RT: Are there any misconceptions or advice to RTs about the use or care of any of your products?
McCarthy: Yes, many RTs compare the VAR to a full-featured ICU stand-alone ventilator with multiple monitoring features. The VAR is 510(k)-approved, FDA-classified as a “short-term” emergency “non-continuous” ventilator. It is not intended as an “unattended” ventilator. The VARs are not designed to be or intended for use as full-feature ventilators or for long-term mechanical ventilatory support. However, they have proven to be useful in a variety of clinical settings and under austere conditions.
The VAR devices do have limitations, such as pressure limitations for patients that have pathology associated with decreased chest wall or lung compliance. Knowing the performance characteristics of the VAR models is essential for safe and appropriate clinical implementation. VORTRAN has been consistent in addressing these concerns or misconceptions through training, publications, and our network of dealers.
|Visit our online Buyer’s Guide to learn where you can find resuscitation equipment.|
Peretin: Ambu puts an actual directions-for-use (DFU) pamphlet in with every resuscitator bag.
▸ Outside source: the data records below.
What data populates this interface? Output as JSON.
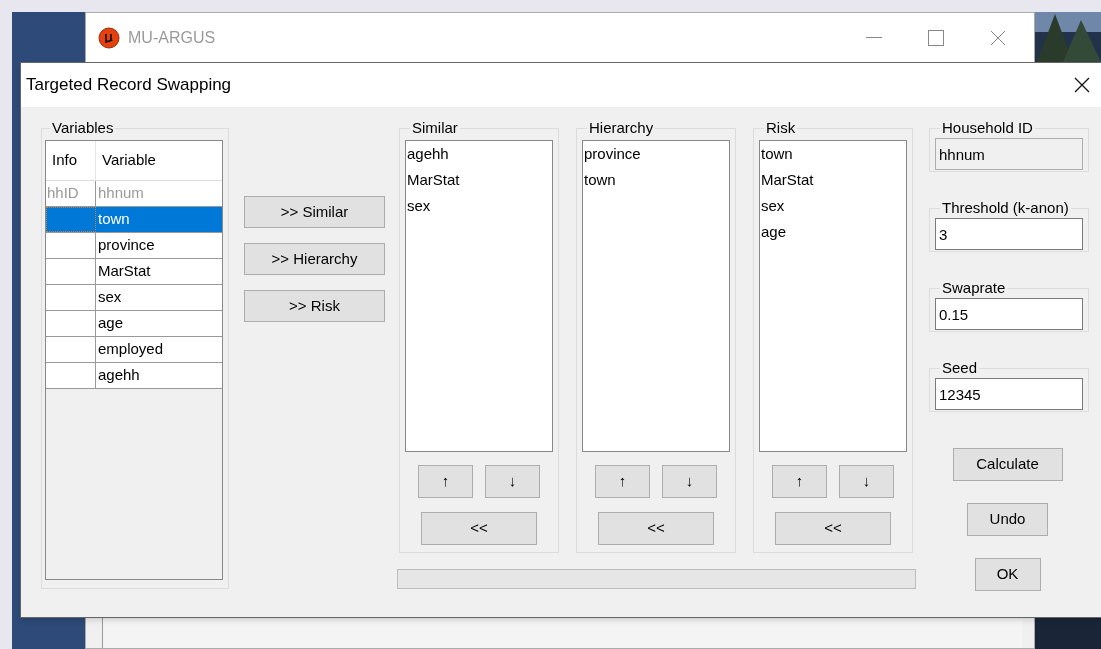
{
  "main_window": {
    "title": "MU-ARGUS"
  },
  "dialog": {
    "title": "Targeted Record Swapping",
    "variables": {
      "title": "Variables",
      "columns": [
        "Info",
        "Variable"
      ],
      "rows": [
        {
          "info": "hhID",
          "variable": "hhnum",
          "selected": false,
          "disabled": true
        },
        {
          "info": "",
          "variable": "town",
          "selected": true,
          "disabled": false
        },
        {
          "info": "",
          "variable": "province",
          "selected": false,
          "disabled": false
        },
        {
          "info": "",
          "variable": "MarStat",
          "selected": false,
          "disabled": false
        },
        {
          "info": "",
          "variable": "sex",
          "selected": false,
          "disabled": false
        },
        {
          "info": "",
          "variable": "age",
          "selected": false,
          "disabled": false
        },
        {
          "info": "",
          "variable": "employed",
          "selected": false,
          "disabled": false
        },
        {
          "info": "",
          "variable": "agehh",
          "selected": false,
          "disabled": false
        }
      ]
    },
    "add_buttons": [
      ">> Similar",
      ">> Hierarchy",
      ">> Risk"
    ],
    "lists": [
      {
        "title": "Similar",
        "items": [
          "agehh",
          "MarStat",
          "sex"
        ],
        "up": "↑",
        "down": "↓",
        "remove": "<<"
      },
      {
        "title": "Hierarchy",
        "items": [
          "province",
          "town"
        ],
        "up": "↑",
        "down": "↓",
        "remove": "<<"
      },
      {
        "title": "Risk",
        "items": [
          "town",
          "MarStat",
          "sex",
          "age"
        ],
        "up": "↑",
        "down": "↓",
        "remove": "<<"
      }
    ],
    "progress": {
      "level": 0
    },
    "fields": [
      {
        "label": "Household ID",
        "value": "hhnum",
        "disabled": true
      },
      {
        "label": "Threshold (k-anon)",
        "value": "3",
        "disabled": false
      },
      {
        "label": "Swaprate",
        "value": "0.15",
        "disabled": false
      },
      {
        "label": "Seed",
        "value": "12345",
        "disabled": false
      }
    ],
    "actions": [
      "Calculate",
      "Undo",
      "OK"
    ]
  }
}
It’s a mini instruction booklet written in multiple languages. If you have questions, you can refer to the booklet as a quick reference. The DFU covers details from recommended flow rates and tidal volumes for each size resuscitator, to the design of the bag and how it works. The pamphlet also discusses the need to do a quick product function check and walks you through the process to allow each clinician to understand and feel comfortable with each Ambu product.
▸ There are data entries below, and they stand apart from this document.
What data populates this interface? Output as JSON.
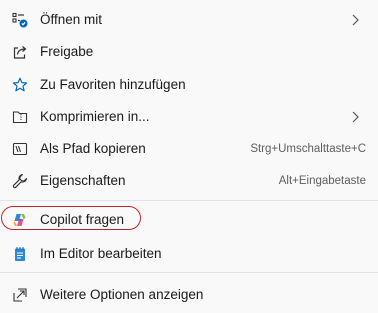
{
  "menu": {
    "items": [
      {
        "label": "Öffnen mit",
        "icon": "open-with-icon",
        "submenu": true
      },
      {
        "label": "Freigabe",
        "icon": "share-icon"
      },
      {
        "label": "Zu Favoriten hinzufügen",
        "icon": "star-icon"
      },
      {
        "label": "Komprimieren in...",
        "icon": "compress-folder-icon",
        "submenu": true
      },
      {
        "label": "Als Pfad kopieren",
        "icon": "copy-path-icon",
        "shortcut": "Strg+Umschalttaste+C"
      },
      {
        "label": "Eigenschaften",
        "icon": "wrench-icon",
        "shortcut": "Alt+Eingabetaste"
      },
      {
        "label": "Copilot fragen",
        "icon": "copilot-icon",
        "highlighted": true
      },
      {
        "label": "Im Editor bearbeiten",
        "icon": "notepad-icon"
      },
      {
        "label": "Weitere Optionen anzeigen",
        "icon": "more-options-icon"
      }
    ]
  },
  "colors": {
    "accent": "#0067c0",
    "highlight_ring": "#c0252a",
    "background": "#f9f9f9"
  }
}
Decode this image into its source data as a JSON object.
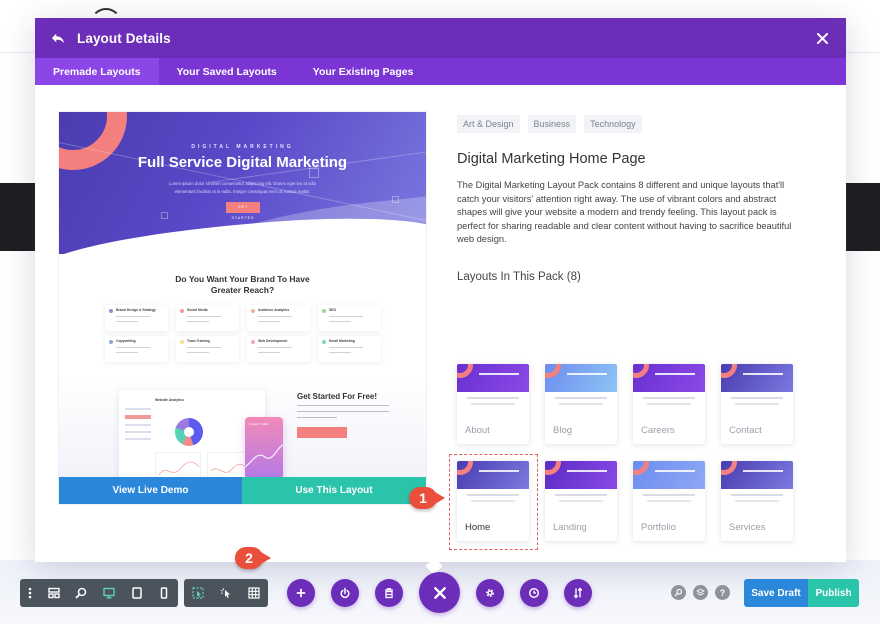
{
  "modal": {
    "title": "Layout Details",
    "tabs": [
      {
        "label": "Premade Layouts",
        "active": true
      },
      {
        "label": "Your Saved Layouts",
        "active": false
      },
      {
        "label": "Your Existing Pages",
        "active": false
      }
    ]
  },
  "preview": {
    "hero_kicker": "DIGITAL MARKETING",
    "hero_title": "Full Service Digital Marketing",
    "hero_subtitle": "Lorem ipsum dolor sit amet consectetur adipiscing elit. Donec eget leo id odio elementum facilisis ut in nulla. Integer consequat enim at massa mattis.",
    "hero_button": "GET STARTED",
    "reach_title": "Do You Want Your Brand To Have Greater Reach?",
    "services": [
      {
        "name": "Brand Design & Strategy",
        "color": "#8e8ed8"
      },
      {
        "name": "Social Media",
        "color": "#f29a9a"
      },
      {
        "name": "Audience Analytics",
        "color": "#f4b09a"
      },
      {
        "name": "SEO",
        "color": "#9ad88e"
      },
      {
        "name": "Copywriting",
        "color": "#8ea4d8"
      },
      {
        "name": "Team Training",
        "color": "#f2e08a"
      },
      {
        "name": "Web Development",
        "color": "#f2a6c2"
      },
      {
        "name": "Email Marketing",
        "color": "#7fd6c2"
      }
    ],
    "dashboard_title": "Website Analytics",
    "phone_text": "Organic Traffic",
    "get_started_title": "Get Started For Free!",
    "view_demo_label": "View Live Demo",
    "use_layout_label": "Use This Layout"
  },
  "details": {
    "tags": [
      "Art & Design",
      "Business",
      "Technology"
    ],
    "title": "Digital Marketing Home Page",
    "description": "The Digital Marketing Layout Pack contains 8 different and unique layouts that'll catch your visitors' attention right away. The use of vibrant colors and abstract shapes will give your website a modern and trendy feeling. This layout pack is perfect for sharing readable and clear content without having to sacrifice beautiful web design.",
    "pack_title": "Layouts In This Pack (8)",
    "layouts": [
      {
        "label": "About",
        "selected": false
      },
      {
        "label": "Blog",
        "selected": false
      },
      {
        "label": "Careers",
        "selected": false
      },
      {
        "label": "Contact",
        "selected": false
      },
      {
        "label": "Home",
        "selected": true
      },
      {
        "label": "Landing",
        "selected": false
      },
      {
        "label": "Portfolio",
        "selected": false
      },
      {
        "label": "Services",
        "selected": false
      }
    ]
  },
  "callouts": {
    "one": "1",
    "two": "2"
  },
  "toolbar": {
    "left_group": [
      "more-options-icon",
      "wireframe-icon",
      "zoom-icon",
      "desktop-icon",
      "tablet-icon",
      "phone-icon"
    ],
    "right_group": [
      "select-icon",
      "click-mode-icon",
      "grid-icon"
    ],
    "center": [
      "add-icon",
      "power-icon",
      "trash-icon",
      "close-icon",
      "settings-icon",
      "history-icon",
      "sort-icon"
    ],
    "help": [
      "search-icon",
      "layers-icon",
      "help-icon"
    ],
    "help_label": "?",
    "save_draft_label": "Save Draft",
    "publish_label": "Publish"
  },
  "colors": {
    "header": "#6c2eb9",
    "tabs": "#7b35d4",
    "active_tab": "#8c45e6",
    "demo_button": "#2b87da",
    "use_button": "#29c4a9",
    "callout": "#ea4f3c"
  }
}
Rushworth: The biggest thing with any of the devices is that they need to be used by trained personnel. These personnel need to be cognizant of the operations of all the devices. One of the things we see coming back to us from a risk-management standpoint is failure to use the devices correctly. They’re FDA Class II devices. They inherently have a hazard associated with them, depending on the device. Those devices are regulated by the FDA, so they need to be under the auspices of a physician for use and they need to be used by a trained practitioner. Someone not cognizant of that can overventilate and underventilate the patient by delivering too much or too little air and cause the patient to deteriorate. Also, failure to clean and assemble the equipment according to specifications can be an infection-control hazard and can lead to malfunctions of the bag during critical situations.
Tor Valenza is a staff writer for RT. He can be reached at [email protected]